**WORK TO BE COMPLETED**
Search the entries below for "Gandhi", and copy each line where it appears.

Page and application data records
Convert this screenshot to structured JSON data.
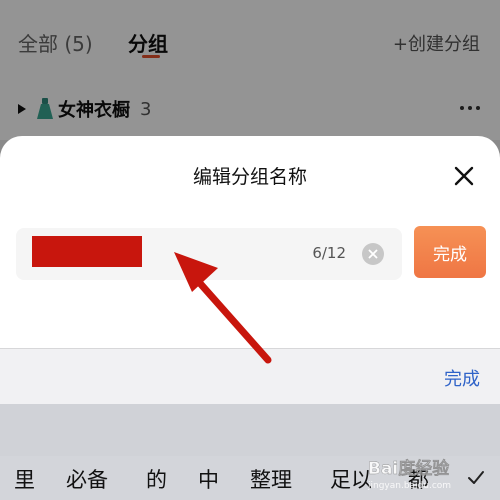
{
  "background": {
    "tabs": [
      {
        "label": "全部 (5)"
      },
      {
        "label": "分组"
      }
    ],
    "create_group": "+创建分组",
    "group_row": {
      "name": "女神衣橱",
      "count": "3"
    }
  },
  "dialog": {
    "title": "编辑分组名称",
    "input": {
      "value": "",
      "char_count": "6/12"
    },
    "done_label": "完成"
  },
  "accessory": {
    "done_label": "完成"
  },
  "keyboard": {
    "candidates": [
      "里",
      "必备",
      "的",
      "中",
      "整理",
      "足以",
      "都"
    ]
  },
  "watermark": {
    "text": "Bai度经验",
    "subtext": "jingyan.baidu.com"
  },
  "colors": {
    "accent": "#ef7644",
    "tab_underline": "#e4502b",
    "link_blue": "#2f63c8",
    "redaction": "#c8160d",
    "arrow": "#c8160d"
  }
}
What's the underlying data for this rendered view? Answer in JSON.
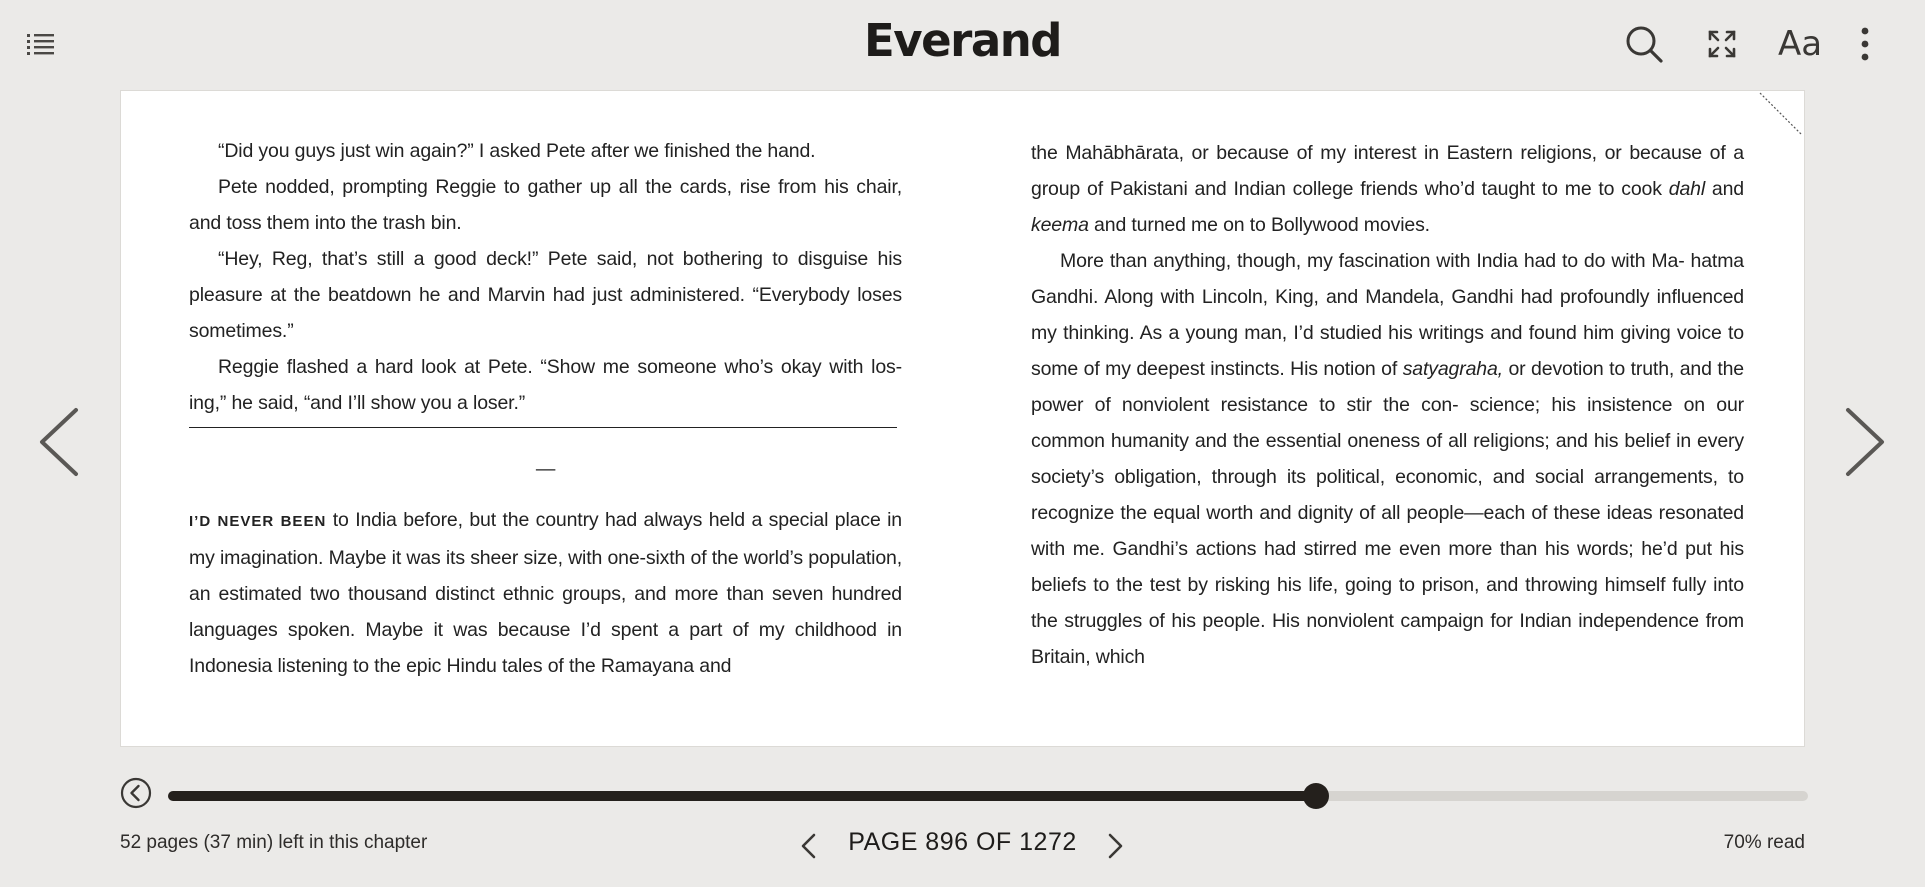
{
  "app": {
    "logo": "Everand"
  },
  "toolbar": {
    "toc_icon": "list-icon",
    "search_icon": "search-icon",
    "fullscreen_icon": "expand-icon",
    "font_settings_label": "Aa",
    "more_icon": "more-vertical-icon"
  },
  "page": {
    "left": {
      "p1": "“Did you guys just win again?” I asked Pete after we finished the hand.",
      "p2": "Pete nodded, prompting Reggie to gather up all the cards, rise from his chair, and toss them into the trash bin.",
      "p3": "“Hey, Reg, that’s still a good deck!” Pete said, not bothering to disguise his pleasure at the beatdown he and Marvin had just administered. “Everybody loses sometimes.”",
      "p4": "Reggie flashed a hard look at Pete. “Show me someone who’s okay with los- ing,” he said, “and I’ll show you a loser.”",
      "separator": "—",
      "p5_lead": "I’d never been",
      "p5_rest": " to India before, but the country had always held a special place in my imagination. Maybe it was its sheer size, with one-sixth of the world’s population, an estimated two thousand distinct ethnic groups, and more than seven hundred languages spoken. Maybe it was because I’d spent a part of my childhood in Indonesia listening to the epic Hindu tales of the Ramayana and"
    },
    "right": {
      "p1_a": "the Mahābhārata, or because of my interest in Eastern religions, or because of a group of Pakistani and Indian college friends who’d taught to me to cook ",
      "p1_dahl": "dahl",
      "p1_b": " and ",
      "p1_keema": "keema",
      "p1_c": " and turned me on to Bollywood movies.",
      "p2_a": "More than anything, though, my fascination with India had to do with Ma- hatma Gandhi. Along with Lincoln, King, and Mandela, Gandhi had profoundly influenced my thinking. As a young man, I’d studied his writings and found him giving voice to some of my deepest instincts. His notion of ",
      "p2_term": "satyagraha,",
      "p2_b": " or devotion to truth, and the power of nonviolent resistance to stir the con- science; his insistence on our common humanity and the essential oneness of all religions; and his belief in every society’s obligation, through its political, economic, and social arrangements, to recognize the equal worth and dignity of all people—each of these ideas resonated with me. Gandhi’s actions had stirred me even more than his words; he’d put his beliefs to the test by risking his life, going to prison, and throwing himself fully into the struggles of his people. His nonviolent campaign for Indian independence from Britain, which"
    }
  },
  "navigation": {
    "prev_icon": "chevron-left-icon",
    "next_icon": "chevron-right-icon"
  },
  "progress": {
    "fraction": 0.7,
    "chapter_remaining": "52 pages (37 min) left in this chapter",
    "page_label": "PAGE 896 OF 1272",
    "percent_label": "70% read"
  }
}
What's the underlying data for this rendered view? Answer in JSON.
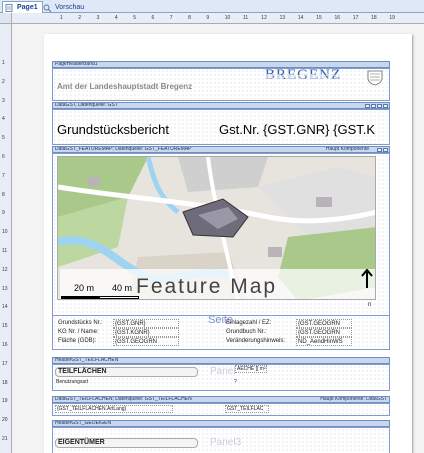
{
  "tabs": [
    {
      "label": "Page1",
      "active": true
    },
    {
      "label": "Vorschau",
      "active": false
    }
  ],
  "ruler_h": [
    "1",
    "2",
    "3",
    "4",
    "5",
    "6",
    "7",
    "8",
    "9",
    "10",
    "11",
    "12",
    "13",
    "14",
    "15",
    "16",
    "17",
    "18",
    "19"
  ],
  "ruler_v": [
    "1",
    "2",
    "3",
    "4",
    "5",
    "6",
    "7",
    "8",
    "9",
    "10",
    "11",
    "12",
    "13",
    "14",
    "15",
    "16",
    "17",
    "18",
    "19",
    "20",
    "21"
  ],
  "page_header": {
    "band_label": "PageHeaderBand1",
    "org_text": "Amt der Landeshauptstadt Bregenz",
    "brand": "BREGENZ",
    "brand_color": "#2f5fa8"
  },
  "data_gst": {
    "band_label": "DataGST, Datenquelle: GST",
    "title": "Grundstücksbericht",
    "gst_nr": "Gst.Nr. {GST.GNR} {GST.K"
  },
  "featuremap_band": {
    "band_label": "DataGST_FEATUREMAP; Datenquelle: GST_FEATUREMAP",
    "right_label": "Haupt Komponente",
    "map_caption": "Feature Map",
    "scale_20": "20 m",
    "scale_40": "40 m",
    "north": "n"
  },
  "details": {
    "left_labels": [
      "Grundstücks Nr.:",
      "KG Nr. / Name:",
      "Fläche (GDB):"
    ],
    "left_values": [
      "{GST.GNR}",
      "{GST.KGNR}",
      "{GST.GEOGRN"
    ],
    "ghost": "Seite",
    "right_labels": [
      "Einlagezahl / EZ:",
      "Grundbuch Nr.:",
      "Veränderungshinweis:"
    ],
    "right_values": [
      "{GST.GEOGRN",
      "{GST.GEOGRN",
      "ND_AendHinWS"
    ]
  },
  "header_teilflaechen": {
    "band_label": "HeaderGST_TEILFLÄCHEN",
    "title": "TEILFLÄCHEN",
    "ghost": "Panel",
    "area_label": "AECHE [] m²",
    "col_label": "Benutzungsart",
    "q": "?"
  },
  "data_teilflaechen": {
    "band_label": "DataGST_TEILFLÄCHEN; Datenquelle: GST_TEILFLÄCHEN",
    "right_label": "Haupt Komponente: DataGST",
    "field1": "{GST_TEILFLÄCHEN.ArtLang}",
    "field2": "GST_TEILFLÄC"
  },
  "header_geoeigen": {
    "band_label": "HeaderGST_GEOEIGEN",
    "title": "EIGENTÜMER",
    "ghost": "Panel3"
  }
}
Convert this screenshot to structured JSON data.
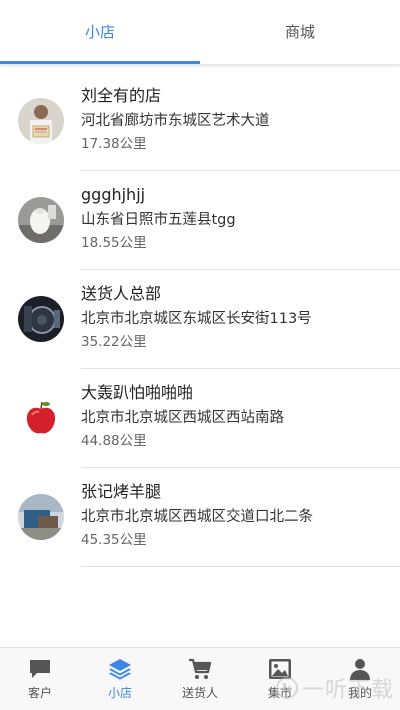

**WRITTEN RESPONSE**
      "p2_a": "More than anything, though, my fascination with India had to do with Ma- hatma Gandhi. Along with Lincoln, King, and Mandela, Gandhi had profoundly influenced my thinking. As a young man, I’d studied his writings and found him giving voice to some of my deepest instincts. His notion of ",
      "p2_b": " or devotion to truth, and the power of nonviolent resistance to stir the con- science; his insistence on our common humanity and the essential oneness of all religions; and his belief in every society’s obligation, through its political, economic, and social arrangements, to recognize the equal worth and dignity of all people—each of these ideas resonated with me. Gandhi’s actions had stirred me even more than his words; he’d put his beliefs to the test by risking his life, going to prison, and throwing himself fully into the struggles of his people. His nonviolent campaign for Indian independence from Britain, which"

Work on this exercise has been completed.